This so-called obsession began Sophomore year when I heard Basshunter’s “DotA” being played at soccer practice during out warm ups. At first, I didn’t even realize the song wasn’t in English; I was interested mainly in the catchy melody and synths. When I went home and found the song, I was introduced to Basshunter and other Swedish music (mostly dance) and from there I began to amass a collection of over 500 Scandinavian songs. Eventually, this stretched beyond just dance music, and I later learned a lot of the music was in Danish.

A large part of my interest in the music was the language. I’m half Norwegian and have an interest in Scandinavian culture in general so I began to scour the internet for deeper cuts. Through Youtube I was able to find a lot of obscure Swedish techno that you probably couldn’t find anywhere else on the web except for the one Youtube video, presumably uploaded by a Swedish teenager who made the track in his or her bedroom using a pirated copy of Fruit Loops Studio (popularized by Basshunter).

DotA was a significant song for me. Not only did it introduce me to this whole world of EDM music (Because of DotA I later got into more mainstream EDM and artists like Tiesto, Armin van Buuren – back in the day – and to Bingo Players and Calvin Harris more recently), but I also began to explore a new style of guitar playing and blend genres.

By senior year of high school, I had been playing guitar for a little over 10 years and had developed a unique acoustic-percussive style. However I was mostly playing original pieces or classical pieces. But after hearing DotA, I arranged my own acoustic percussive instrumental cover which is posted on my youtube account below:

After this cover, I added to the song and had some friends sing the original Swedish vocals for a performance at my senior chapel recital. I than continued to arrange electronic songs in my unique acoustic percussive style.

Learning that Basshunter used Fruit Loops to create DotA, I taught myself how to use the software and began making backing tracks to play guitar over (like a mash-up of Disney songs). However I never got into creating or remixing electronic music.

Today, I mostly listen to EDM music and I have seen a number of live shows like Bingo Players, Calvin Harris and Adventure Club. Most of my music comes from an EDM blog called weoncehadanempire or from Beatport, iTunes dance chart, youtube (remixes and msh-ups mainly) and soundcloud (also remixes and mash-ups).

The EDM Circuit of Culture


The Circuit of Culture

Below are the definitions of the different aspects of the “Circuit of Culture” taken from Stuart Hall’s textbook “Representation.” The definitions are direct quotes from and are not my own words or ideas.

I. Representation

What the thing means (signifies) and to whom—what signifier/signified relationship it contains, how and from whom it takes them on, and how and to whom it gives them off.

II. Identity

Who all the agents involved with producing, consuming, and regulating the thing are – be they individuals, groups, and/or non-human entities-and how they got to “be” that way.

III. Regulation

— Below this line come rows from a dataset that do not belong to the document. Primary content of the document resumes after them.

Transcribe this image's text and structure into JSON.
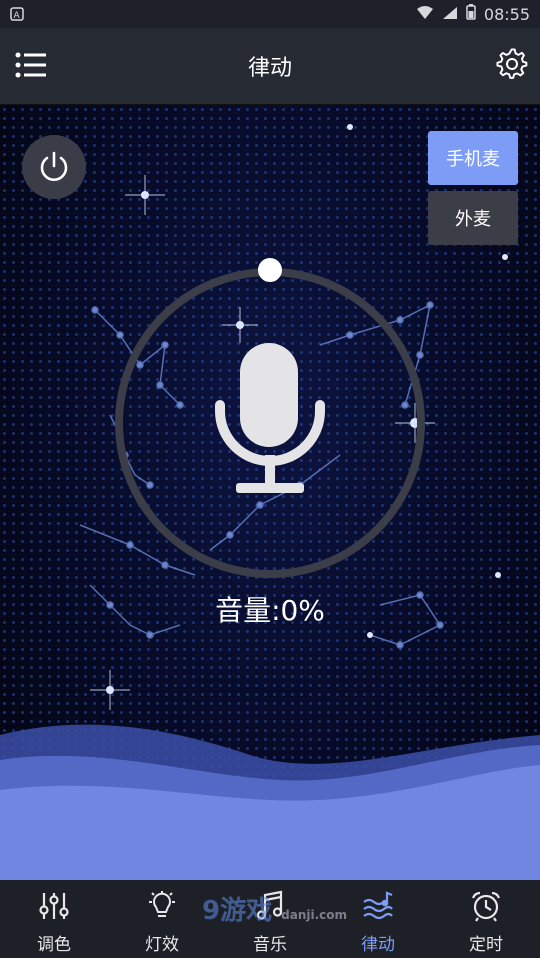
{
  "status_bar": {
    "time": "08:55"
  },
  "header": {
    "title": "律动"
  },
  "mode_buttons": {
    "phone_mic": "手机麦",
    "external_mic": "外麦",
    "selected": "phone_mic"
  },
  "volume": {
    "label": "音量:0%",
    "value": 0
  },
  "bottom_nav": [
    {
      "label": "调色",
      "icon": "sliders-icon"
    },
    {
      "label": "灯效",
      "icon": "bulb-icon"
    },
    {
      "label": "音乐",
      "icon": "music-note-icon"
    },
    {
      "label": "律动",
      "icon": "wave-icon",
      "active": true
    },
    {
      "label": "定时",
      "icon": "alarm-clock-icon"
    }
  ],
  "watermark": {
    "text": "9游戏",
    "sub": "danji.com"
  },
  "colors": {
    "accent": "#7d9cf6",
    "appbar": "#262a33",
    "nav": "#1e2027"
  }
}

The formal and Informal Rules that affect and are affected by the thing, how they are(n’t) enforced, and the formal and informal authoriies that make and enforce them.

IV. Consumption

Buying the thing, using the thing, becoming part of the thing, and/or making the thing a part of you-and paying for all this.

V. Production

Making the thing-inventing it, fabricating it, reproducing it, distributing it, marketing it—and paying for all this labor/work and the people who do it.

About this Project

In this blog, I will examine Electronic Dance Music (“EDM”) using the Circuit of Culture as my theoretically framework. In my first post, I will present my version of the Circuit of EDM culture. Then, because the circuit (as a result of its many intersections) does not lend itself well as framework to explore EDM, I will take a more natural approach to organizing later posts. I will explore the history of EDM music, touching upon production, consumption and regulation. Finally, with a solid understanding of EDM, I will return to the Circuit of Culture, where in my final post I will show the reader how all of the aspects of EDM music fit into my proposed Circuit of EDM Culture, largely referencing two “case study posts” on Swedish Techno and the Flume Remix of “A Baru in New York.”